**ACTIVITY**
Wherever the string "values" shows up in the material below, copy that line.

**TASK INPUTS**

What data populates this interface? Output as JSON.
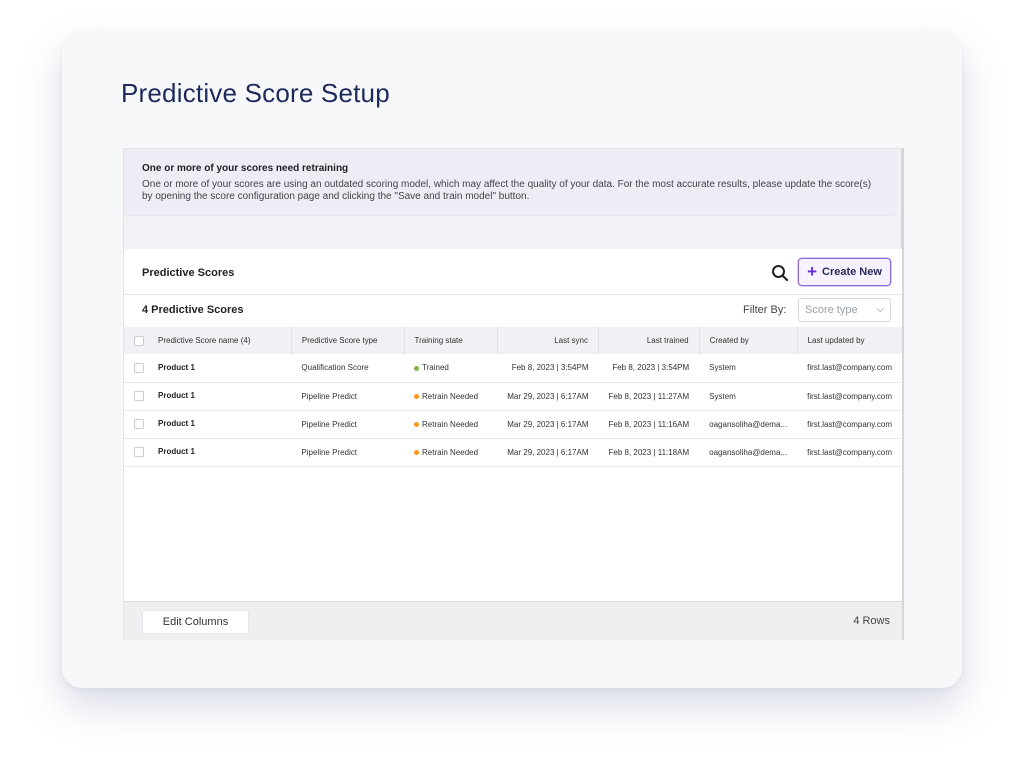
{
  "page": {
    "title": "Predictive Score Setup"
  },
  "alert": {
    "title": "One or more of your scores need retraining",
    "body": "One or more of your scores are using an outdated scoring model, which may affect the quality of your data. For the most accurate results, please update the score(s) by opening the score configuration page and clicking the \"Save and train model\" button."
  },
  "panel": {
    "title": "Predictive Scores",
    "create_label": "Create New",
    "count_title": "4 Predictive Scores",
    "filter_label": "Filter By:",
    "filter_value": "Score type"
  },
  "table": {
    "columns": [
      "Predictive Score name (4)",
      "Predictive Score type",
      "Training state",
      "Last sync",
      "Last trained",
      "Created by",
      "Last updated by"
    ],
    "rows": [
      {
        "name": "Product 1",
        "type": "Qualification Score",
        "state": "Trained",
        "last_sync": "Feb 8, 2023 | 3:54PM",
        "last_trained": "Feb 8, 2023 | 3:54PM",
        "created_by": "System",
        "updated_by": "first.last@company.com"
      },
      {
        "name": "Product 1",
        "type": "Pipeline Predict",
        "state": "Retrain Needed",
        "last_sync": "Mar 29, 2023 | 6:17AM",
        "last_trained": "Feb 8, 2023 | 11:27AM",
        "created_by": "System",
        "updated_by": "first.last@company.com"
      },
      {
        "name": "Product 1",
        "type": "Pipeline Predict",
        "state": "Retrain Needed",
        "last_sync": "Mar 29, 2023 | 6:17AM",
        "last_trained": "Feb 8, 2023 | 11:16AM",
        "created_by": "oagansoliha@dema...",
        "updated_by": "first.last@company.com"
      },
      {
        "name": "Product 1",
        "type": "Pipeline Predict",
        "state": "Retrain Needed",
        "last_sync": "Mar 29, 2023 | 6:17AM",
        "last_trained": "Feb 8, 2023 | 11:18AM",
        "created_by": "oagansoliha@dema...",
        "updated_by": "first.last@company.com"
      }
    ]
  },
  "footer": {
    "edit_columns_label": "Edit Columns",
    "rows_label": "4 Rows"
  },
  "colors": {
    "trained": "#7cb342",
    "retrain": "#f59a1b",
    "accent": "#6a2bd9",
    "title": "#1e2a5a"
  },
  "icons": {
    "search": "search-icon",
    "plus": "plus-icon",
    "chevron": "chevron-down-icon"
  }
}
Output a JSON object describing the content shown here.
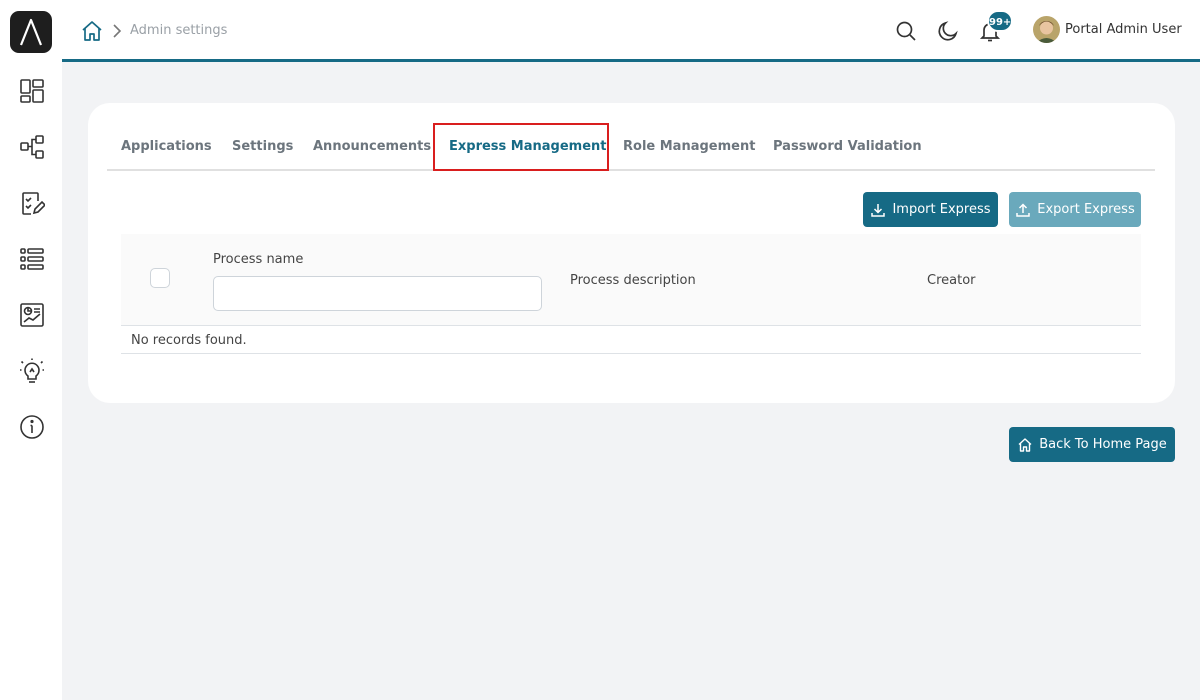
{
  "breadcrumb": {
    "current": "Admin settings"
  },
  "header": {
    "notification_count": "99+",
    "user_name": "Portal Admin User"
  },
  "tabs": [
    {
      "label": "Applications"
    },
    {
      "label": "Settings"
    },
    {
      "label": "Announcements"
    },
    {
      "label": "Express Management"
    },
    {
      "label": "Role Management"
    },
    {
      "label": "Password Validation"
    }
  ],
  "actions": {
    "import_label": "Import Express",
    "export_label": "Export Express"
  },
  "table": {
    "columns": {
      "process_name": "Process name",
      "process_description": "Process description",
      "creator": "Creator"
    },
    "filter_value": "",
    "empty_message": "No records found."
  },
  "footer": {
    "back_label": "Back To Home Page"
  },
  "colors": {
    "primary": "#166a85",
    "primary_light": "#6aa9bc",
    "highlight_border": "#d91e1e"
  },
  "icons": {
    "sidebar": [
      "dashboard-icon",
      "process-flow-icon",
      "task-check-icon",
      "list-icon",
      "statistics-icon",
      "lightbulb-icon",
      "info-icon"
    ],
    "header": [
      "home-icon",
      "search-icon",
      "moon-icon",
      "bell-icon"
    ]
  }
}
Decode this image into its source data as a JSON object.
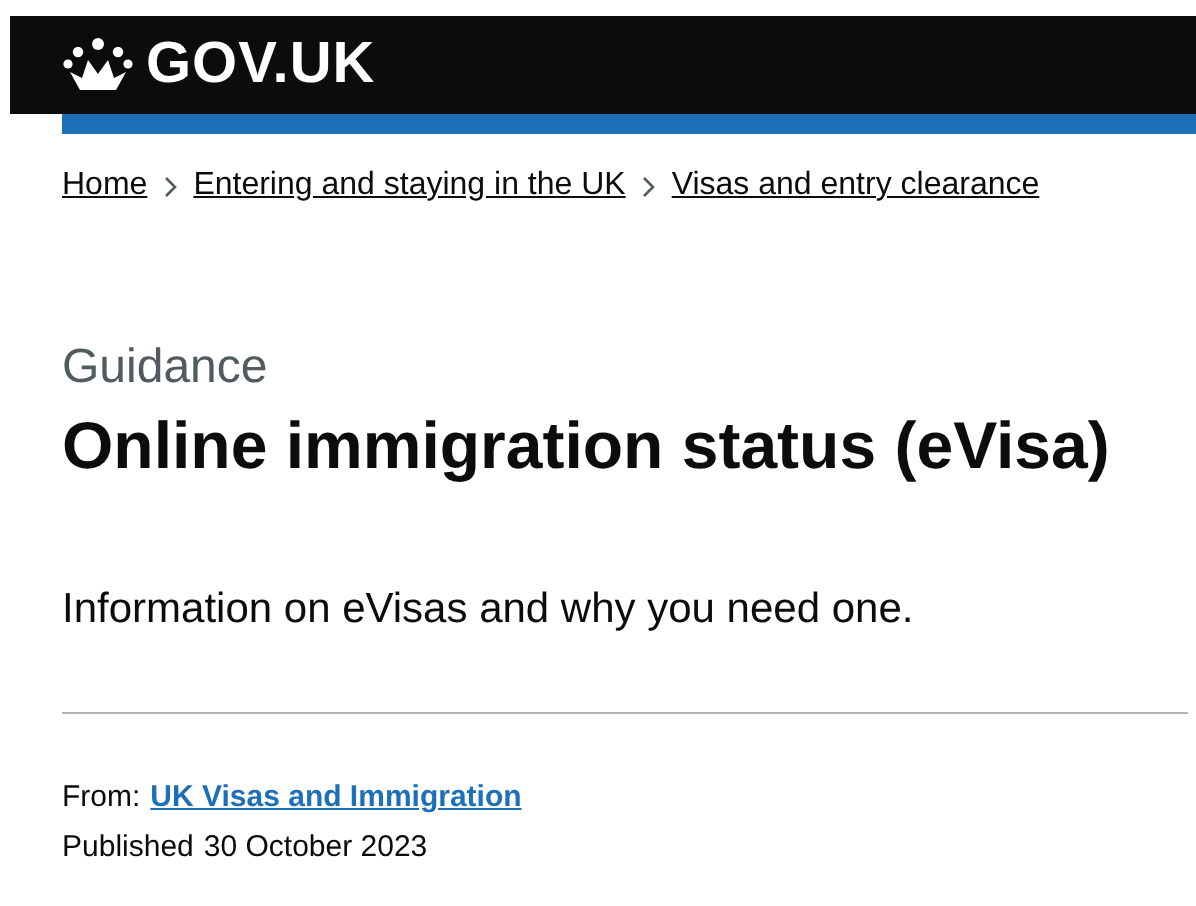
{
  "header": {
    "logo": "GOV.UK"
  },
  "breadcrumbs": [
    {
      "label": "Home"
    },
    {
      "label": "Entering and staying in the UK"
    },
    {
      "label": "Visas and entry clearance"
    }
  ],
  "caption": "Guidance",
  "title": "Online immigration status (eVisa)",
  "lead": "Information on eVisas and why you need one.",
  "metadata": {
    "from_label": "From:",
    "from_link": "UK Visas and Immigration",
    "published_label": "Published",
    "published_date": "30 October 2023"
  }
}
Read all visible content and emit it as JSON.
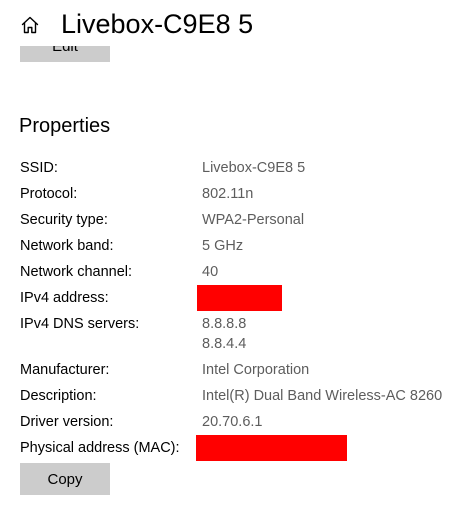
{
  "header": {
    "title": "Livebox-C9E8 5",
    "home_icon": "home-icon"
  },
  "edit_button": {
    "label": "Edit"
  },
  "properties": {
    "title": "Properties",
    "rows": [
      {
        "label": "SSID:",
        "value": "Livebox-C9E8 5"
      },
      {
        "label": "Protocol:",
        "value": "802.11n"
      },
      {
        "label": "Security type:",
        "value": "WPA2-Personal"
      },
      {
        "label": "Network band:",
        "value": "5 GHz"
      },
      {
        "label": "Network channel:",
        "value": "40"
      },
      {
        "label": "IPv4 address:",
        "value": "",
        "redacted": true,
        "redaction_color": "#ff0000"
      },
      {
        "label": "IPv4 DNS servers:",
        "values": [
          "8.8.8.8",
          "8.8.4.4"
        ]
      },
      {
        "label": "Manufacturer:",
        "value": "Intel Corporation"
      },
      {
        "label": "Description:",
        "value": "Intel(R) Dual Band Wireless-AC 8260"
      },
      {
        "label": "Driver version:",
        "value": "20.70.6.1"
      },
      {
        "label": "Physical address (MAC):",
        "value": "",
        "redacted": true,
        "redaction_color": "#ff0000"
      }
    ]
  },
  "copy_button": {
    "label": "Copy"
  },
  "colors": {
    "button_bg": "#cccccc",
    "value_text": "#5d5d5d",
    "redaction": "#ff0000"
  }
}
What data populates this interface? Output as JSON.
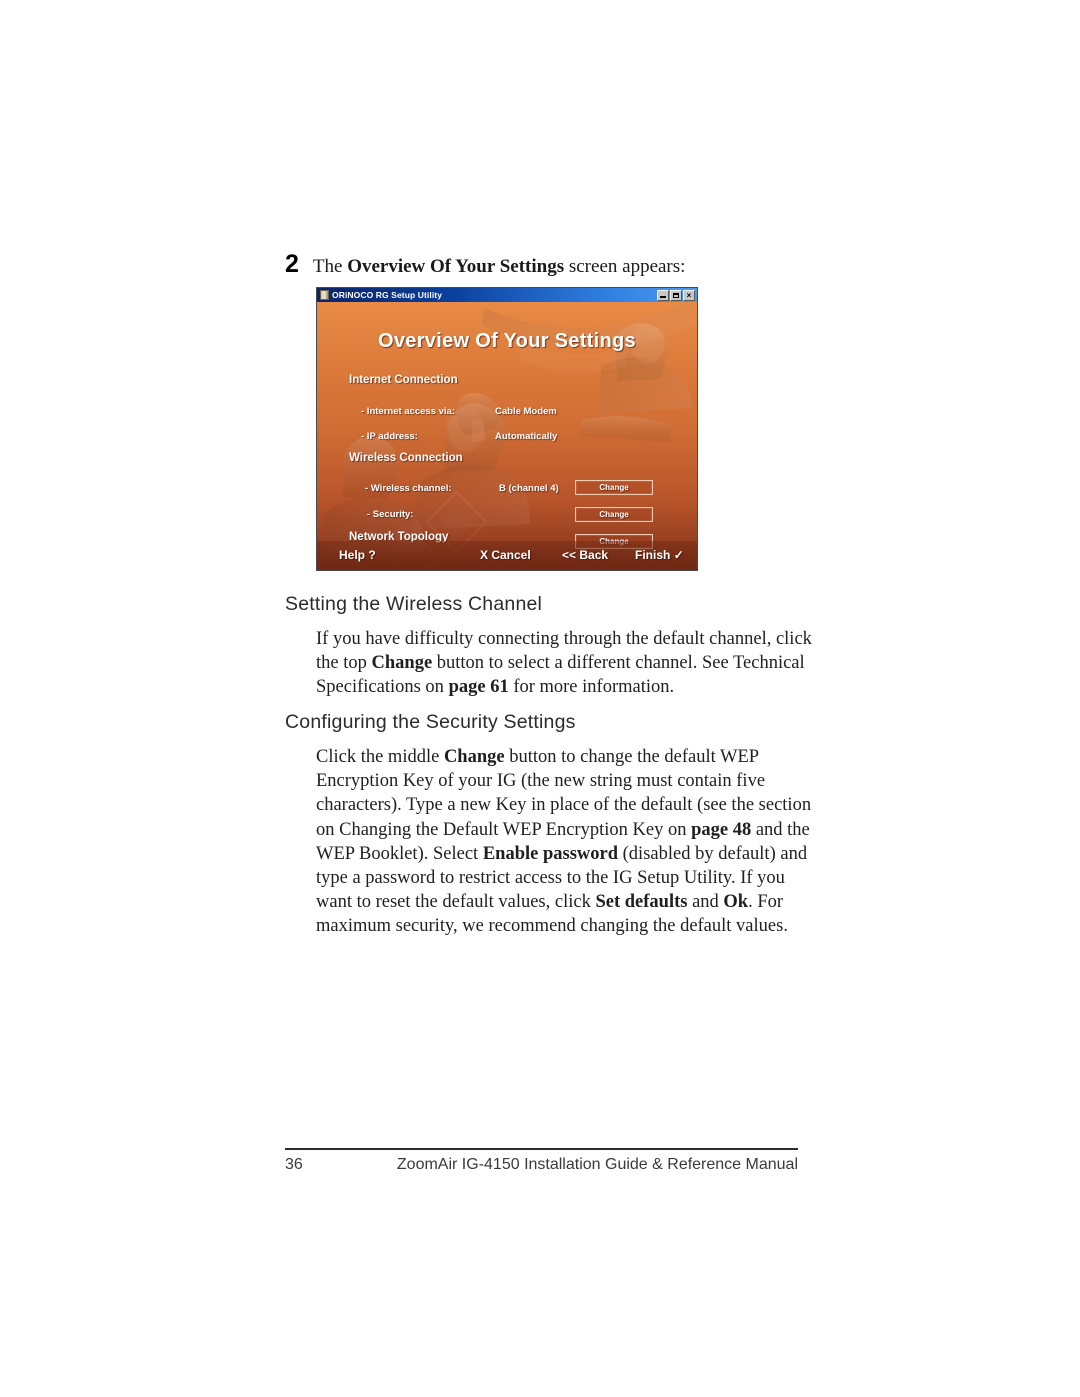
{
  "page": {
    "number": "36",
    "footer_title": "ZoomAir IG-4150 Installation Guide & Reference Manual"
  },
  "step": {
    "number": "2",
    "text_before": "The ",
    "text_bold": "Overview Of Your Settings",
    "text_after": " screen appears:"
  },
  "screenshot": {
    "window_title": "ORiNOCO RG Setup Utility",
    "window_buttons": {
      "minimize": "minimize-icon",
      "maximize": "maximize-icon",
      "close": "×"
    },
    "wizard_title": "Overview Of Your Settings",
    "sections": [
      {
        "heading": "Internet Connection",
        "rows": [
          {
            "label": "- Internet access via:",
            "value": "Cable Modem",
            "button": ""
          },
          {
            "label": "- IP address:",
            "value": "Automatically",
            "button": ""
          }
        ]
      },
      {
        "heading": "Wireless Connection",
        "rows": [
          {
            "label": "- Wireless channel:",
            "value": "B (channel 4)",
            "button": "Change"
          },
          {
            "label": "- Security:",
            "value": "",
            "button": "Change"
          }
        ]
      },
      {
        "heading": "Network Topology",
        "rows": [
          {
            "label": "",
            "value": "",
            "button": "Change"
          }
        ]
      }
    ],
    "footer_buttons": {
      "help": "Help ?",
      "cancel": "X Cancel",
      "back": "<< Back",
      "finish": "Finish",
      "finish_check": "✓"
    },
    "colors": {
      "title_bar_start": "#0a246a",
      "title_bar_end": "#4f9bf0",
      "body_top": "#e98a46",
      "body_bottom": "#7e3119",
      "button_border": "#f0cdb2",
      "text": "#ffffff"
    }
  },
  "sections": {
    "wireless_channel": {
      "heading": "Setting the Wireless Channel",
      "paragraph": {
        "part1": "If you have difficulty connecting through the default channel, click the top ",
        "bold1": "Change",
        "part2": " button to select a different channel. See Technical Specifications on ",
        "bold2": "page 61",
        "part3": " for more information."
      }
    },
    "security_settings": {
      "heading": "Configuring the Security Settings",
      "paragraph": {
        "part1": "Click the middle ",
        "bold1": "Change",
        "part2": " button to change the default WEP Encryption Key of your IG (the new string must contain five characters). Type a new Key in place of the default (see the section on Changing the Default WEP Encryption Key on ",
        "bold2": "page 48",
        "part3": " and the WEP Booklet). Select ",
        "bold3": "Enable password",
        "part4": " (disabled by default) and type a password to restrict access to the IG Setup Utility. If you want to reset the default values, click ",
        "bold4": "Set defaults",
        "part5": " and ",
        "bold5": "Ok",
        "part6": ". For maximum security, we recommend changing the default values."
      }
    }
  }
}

**REPLY**
        "values": [
        "part4": " (disabled by default) and type a password to restrict access to the IG Setup Utility. If you want to reset the default values, click ",
        "part6": ". For maximum security, we recommend changing the default values."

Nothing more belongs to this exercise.